MANILA — The Philippines is again extending a travel ban that aims to keep out the more infectious Delta COVID-19 variant, Malacañang said on Tuesday.
The travel ban, which was set to end on June 30, would stay in place until July 15, said Palace spokesman Harry Roque.
The restriction covers travelers from India, Pakistan, Bangladesh, Sri Lanka, Nepal, United Arab Emirates, and Oman, he said in a press briefing.
Some overseas Filipino workers have been stuck abroad due to the travel ban.
"Alam ko pong napakahirap… Pero hinihingi po namin ang inyong pasensya at pag-intindi. Ito naman po ay isang napatunayan nang paraan para mapigilan po ang pagpasok ng mas nakakahawa at mas nakakamatay na Delta variant at Delta Plus variant," said Roque.
(I know it's very difficult. But we ask for your patience and understanding. This is a proven way to stop the entry of the more contagious and deadlier Delta and Delta Plus variants.)
The travel ban exempts repatriation efforts. OFWs who want to come home to the Philippines should contact the embassy or their manning agencies so that mercy flights could be arranged, officials earlier said.
The Philippines has detected among inbound travelers at least 17 cases of the Delta variant first found in India, where it caused a catastrophic wave of COVID-19 cases.
Last week, India declared a new coronavirus variant called Delta Plus to be of concern.
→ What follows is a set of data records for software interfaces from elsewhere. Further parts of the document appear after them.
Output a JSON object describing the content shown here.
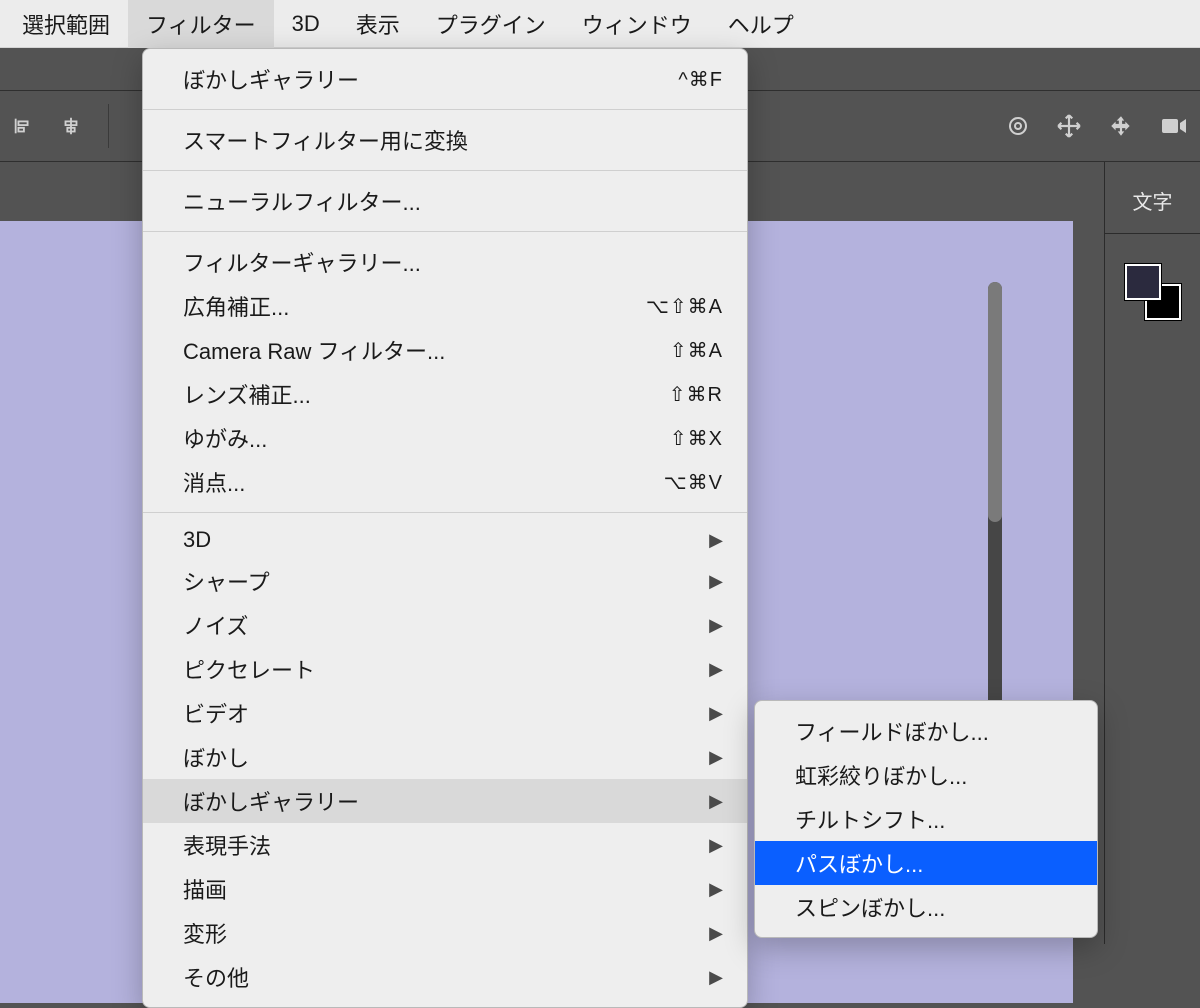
{
  "menubar": {
    "items": [
      {
        "label": "選択範囲"
      },
      {
        "label": "フィルター",
        "active": true
      },
      {
        "label": "3D"
      },
      {
        "label": "表示"
      },
      {
        "label": "プラグイン"
      },
      {
        "label": "ウィンドウ"
      },
      {
        "label": "ヘルプ"
      }
    ]
  },
  "rightPanel": {
    "tab": "文字",
    "fgColor": "#2b2a3e",
    "bgColor": "#000000"
  },
  "filterMenu": {
    "section1": [
      {
        "label": "ぼかしギャラリー",
        "shortcut": "^⌘F"
      }
    ],
    "section2": [
      {
        "label": "スマートフィルター用に変換"
      }
    ],
    "section3": [
      {
        "label": "ニューラルフィルター..."
      }
    ],
    "section4": [
      {
        "label": "フィルターギャラリー..."
      },
      {
        "label": "広角補正...",
        "shortcut": "⌥⇧⌘A"
      },
      {
        "label": "Camera Raw フィルター...",
        "shortcut": "⇧⌘A"
      },
      {
        "label": "レンズ補正...",
        "shortcut": "⇧⌘R"
      },
      {
        "label": "ゆがみ...",
        "shortcut": "⇧⌘X"
      },
      {
        "label": "消点...",
        "shortcut": "⌥⌘V"
      }
    ],
    "section5": [
      {
        "label": "3D",
        "submenu": true
      },
      {
        "label": "シャープ",
        "submenu": true
      },
      {
        "label": "ノイズ",
        "submenu": true
      },
      {
        "label": "ピクセレート",
        "submenu": true
      },
      {
        "label": "ビデオ",
        "submenu": true
      },
      {
        "label": "ぼかし",
        "submenu": true
      },
      {
        "label": "ぼかしギャラリー",
        "submenu": true,
        "hover": true
      },
      {
        "label": "表現手法",
        "submenu": true
      },
      {
        "label": "描画",
        "submenu": true
      },
      {
        "label": "変形",
        "submenu": true
      },
      {
        "label": "その他",
        "submenu": true
      }
    ]
  },
  "blurGallerySubmenu": {
    "items": [
      {
        "label": "フィールドぼかし..."
      },
      {
        "label": "虹彩絞りぼかし..."
      },
      {
        "label": "チルトシフト..."
      },
      {
        "label": "パスぼかし...",
        "selected": true
      },
      {
        "label": "スピンぼかし..."
      }
    ]
  }
}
Authorities said it showed increased transmissibility, and that nearly 2 dozen cases have been detected in 3 states.
The Philippines has maintained the mandatory use of face shields in public areas as an additional precaution against the Delta variant.
With 1,403,588 coronavirus infections, the Philippines has the second highest COVID-19 tally in Southeast Asia.
Active cases in the country hit 52,029 while deaths reached 24,456, as of June 28, according to the health department.
Authorities have so far been able to administer at least 10 million COVID-19 vaccine doses.
The government aims to vaccinate at least 58 million of its 108 million population to achieve "population protection" and safely reopen the economy.